3. Failure to Disclose Pecuniary Interest of Government Witness
Dennis claims that the prosecution's failure to disclose a government witness' pecuniary interest in the outcome of the trial denied him due process. We disagree. First, the interest at issue had no impeachment value. Any connection between the outcome of the trial and the success of the book is pure speculation. Thus the prosecution had no duty to disclose the information. Second, even assuming that the evidence had impeachment value, it must also be material. Bagley v. Lumpkin, 798 F.2d 1297, 1300 (9th Cir. 1986). The witness's testimony was merely cumulative of other evidence directly implicating Dennis in rigging the slot machines.

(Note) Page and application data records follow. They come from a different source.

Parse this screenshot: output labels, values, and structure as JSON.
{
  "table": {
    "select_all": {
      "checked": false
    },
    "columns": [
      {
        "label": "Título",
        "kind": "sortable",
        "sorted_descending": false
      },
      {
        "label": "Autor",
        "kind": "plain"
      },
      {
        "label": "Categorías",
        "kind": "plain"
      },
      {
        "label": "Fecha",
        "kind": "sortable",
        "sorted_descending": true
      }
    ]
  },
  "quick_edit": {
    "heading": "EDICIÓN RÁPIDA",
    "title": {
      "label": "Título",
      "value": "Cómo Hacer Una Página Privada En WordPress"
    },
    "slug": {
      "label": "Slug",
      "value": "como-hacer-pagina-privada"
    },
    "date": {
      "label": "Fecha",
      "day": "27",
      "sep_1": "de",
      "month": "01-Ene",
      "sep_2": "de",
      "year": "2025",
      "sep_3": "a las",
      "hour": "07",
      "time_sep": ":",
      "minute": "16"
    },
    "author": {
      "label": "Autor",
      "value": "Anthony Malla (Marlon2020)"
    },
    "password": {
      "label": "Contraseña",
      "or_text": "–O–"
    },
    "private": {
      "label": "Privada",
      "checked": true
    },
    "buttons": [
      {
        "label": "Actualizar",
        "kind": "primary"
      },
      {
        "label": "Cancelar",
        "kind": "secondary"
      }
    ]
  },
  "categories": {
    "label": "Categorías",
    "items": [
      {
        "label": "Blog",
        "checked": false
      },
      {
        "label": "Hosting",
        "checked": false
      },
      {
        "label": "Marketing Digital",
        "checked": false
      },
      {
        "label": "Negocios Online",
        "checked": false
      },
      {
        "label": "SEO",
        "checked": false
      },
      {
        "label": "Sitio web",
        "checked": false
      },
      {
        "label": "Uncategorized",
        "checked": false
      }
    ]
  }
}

Accordingly, the interest was not material as it did not undermine the confidence in the outcome of the trial.
Dennis contends the prosecutor in closing arguments improperly shifted the burden of proof. Assuming that the prosecutorial comments were improper, the misconduct must constitute plain error since Dennis failed to object to the comments at trial. See United States v. Berry, 627 F.2d 193, 199 (9th Cir. 1980), cert. denied, 449 U.S. 1113 (1981).
We find neither plain nor harmless error as the judge's immediate caution to the jury neutralized any possibility of harm. E.g., United States v. Endicott, 803 F.2d 506, 513 (9th Cir. 1986); United States v. Polizzi, 801 F.2d 1543, 1558 (9th Cir. 1986). Dennis has not explained how the instruction did not cure any improper shifting of the burden. We will not assume that the jury ignored the curative instruction. Berry, 627 F.2d at 200.
Dennis further contends that the government knowingly used perjured testimony and made remarks in closing arguments that inflamed and prejudiced the jury. Dennis has failed to show that the testimony was perjured. The remark that Dennis enjoyed an expensive lifestyle was a reasonable inference from the evidence admitted and was not improper. See United States v. Birges, 723 F.2d 666, 671-72 (9th Cir.), cert. denied, 469 U.S. 863 (1984).
Both Susan and Dennis contend that the admission of the prior testimony of a deceased witness violated their confrontation rights. The witness had testified at the prior trial of codefendants but died within one year of her testimony.
The test for determining the reliability of out-of-court statements depends on the facts of each case and whether the "factors surrounding the making of the out-of-court statement, taken as a whole, indicate trustworthiness." Barker v. Morris, 761 F.2d 1396, 1403 (9th Cir. 1985), cert. denied, 474 U.S. 1063 (1986). We agree with the district court that the witness's testimony, although not videotaped as in Barker, was otherwise sufficiently reliable. Several factors, including corroboration, personal knowledge, testimony under oath, injurious revelations, and prior cross-examination by the codefendants in a manner consistent with appellants' interest, constitute particular guarantees of trustworthiness.